Sitka Gear to feature GORE OPTIFADE Concealment Products
W. L. Gore & Associates announced that it has developed GORE OPTIFADE Concealment Products – the first visual concealment technology based on how deer and other hoofed animals see, both spatially and colorimetrically. W. L. Gore is partnering exclusively with Sitka Gear, a Napa, California-based manufacturer of high-performance clothing for hunters, to bring the new technology to market next year.
The first Sitka gear featuring GORE OPTIFADE Concealment Products will be available at retail in fall 2009 and is maximized for hunting deer and other hoofed animals in the Mountain West.
“W. L. Gore has a long history of creating scientifically-sound innovations that improve outcomes for our customers. GORE OPTIFADE Concealment Products is designed to give hunters the best advantage over their prey to-date,” commented David Dillon, Hunting Category Leader at W. L. Gore & Associates. “We believe this technology is the future of visual concealment for hunters and intend to continue to develop products based on its scientific principles.”
Until now, visual concealment has been designed from the perspective of the human eye. To create GORE OPTIFADE Concealment Products, the team at W. L .Gore worked with a panel of scientific advisors and employed the latest research in animal vision science, camouflage science and computer technology to create a proprietary new concealment pattern. In contrast to mimicry camouflage, which attempts to make the hunter closely resemble his environment, Gore's technology aims to prevent the animal from recognizing a hunter as a predator, even if the hunter is detected.
GORE OPTIFADE Concealment Products incorporates a micro and a macro pattern. The unique micro-pattern considers the way a deer or other ungulate perceives color, the ratio of positive to negative space and other visual elements to create an effect that allows the hunter to blend with the animal's perception of the environment.

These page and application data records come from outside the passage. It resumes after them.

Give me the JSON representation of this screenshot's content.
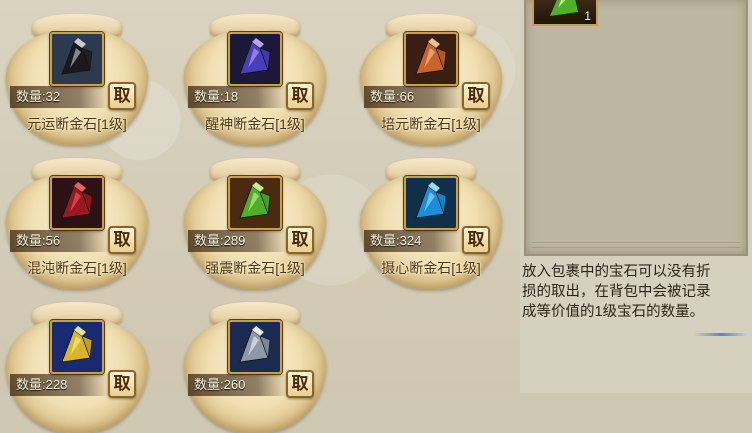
{
  "bags": [
    {
      "name": "元运断金石[1级]",
      "count_text": "数量:32",
      "take_label": "取",
      "gem_color": "#1a1a1e",
      "gem_highlight": "#d8dde6",
      "bg": "#2b3a4e"
    },
    {
      "name": "醒神断金石[1级]",
      "count_text": "数量:18",
      "take_label": "取",
      "gem_color": "#4a3fb8",
      "gem_highlight": "#c8b8ff",
      "bg": "#1c1838"
    },
    {
      "name": "培元断金石[1级]",
      "count_text": "数量:66",
      "take_label": "取",
      "gem_color": "#c8632a",
      "gem_highlight": "#ffd4a0",
      "bg": "#3a1e12"
    },
    {
      "name": "混沌断金石[1级]",
      "count_text": "数量:56",
      "take_label": "取",
      "gem_color": "#9a1820",
      "gem_highlight": "#ff6b6b",
      "bg": "#2c1214"
    },
    {
      "name": "强震断金石[1级]",
      "count_text": "数量:289",
      "take_label": "取",
      "gem_color": "#4fae2a",
      "gem_highlight": "#d8ff9a",
      "bg": "#4a2a10"
    },
    {
      "name": "摄心断金石[1级]",
      "count_text": "数量:324",
      "take_label": "取",
      "gem_color": "#1b8ed8",
      "gem_highlight": "#a8f0ff",
      "bg": "#10304a"
    },
    {
      "name": "",
      "count_text": "数量:228",
      "take_label": "取",
      "gem_color": "#d7b52c",
      "gem_highlight": "#fff5a8",
      "bg": "#1a2a70"
    },
    {
      "name": "",
      "count_text": "数量:260",
      "take_label": "取",
      "gem_color": "#8f98a8",
      "gem_highlight": "#ffffff",
      "bg": "#1a2a50"
    }
  ],
  "side": {
    "slot_count": "1",
    "slot_gem_color": "#4fae2a",
    "slot_gem_highlight": "#d8ff9a",
    "hint_lines": [
      "放入包裹中的宝石可以没有折",
      "损的取出，在背包中会被记录",
      "成等价值的1级宝石的数量。"
    ]
  }
}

The macro-pattern breaks up the symmetry of the human body so that if a hunter is detected, the animal will not be able to identify the hunter as a predator.
Experts point out that predators in the animal kingdom operate on the same macro and micro pattern principles.
“Stalking predators, like tigers, have a macro-pattern of stripes that break up their body symmetry as they move through their environment. Ambush predators, like spotted leopards, utilize micro patterns that enable them to blend with their environment while poised to attack,” says Retired Army Lieutenant Colonel Tim O'Neill, PhD, one of W. L. Gore's advisors on the project.
“Human hunters both stalk and ambush, so we've used scientific research and technology to combine the best practices of the animal kingdom. GORE OPTIFADE Concealment Products is a whole new category of concealment. Interestingly, in the wild, mimicry patterns like those on more traditional hunting camouflage are most often employed by prey – not by predators.”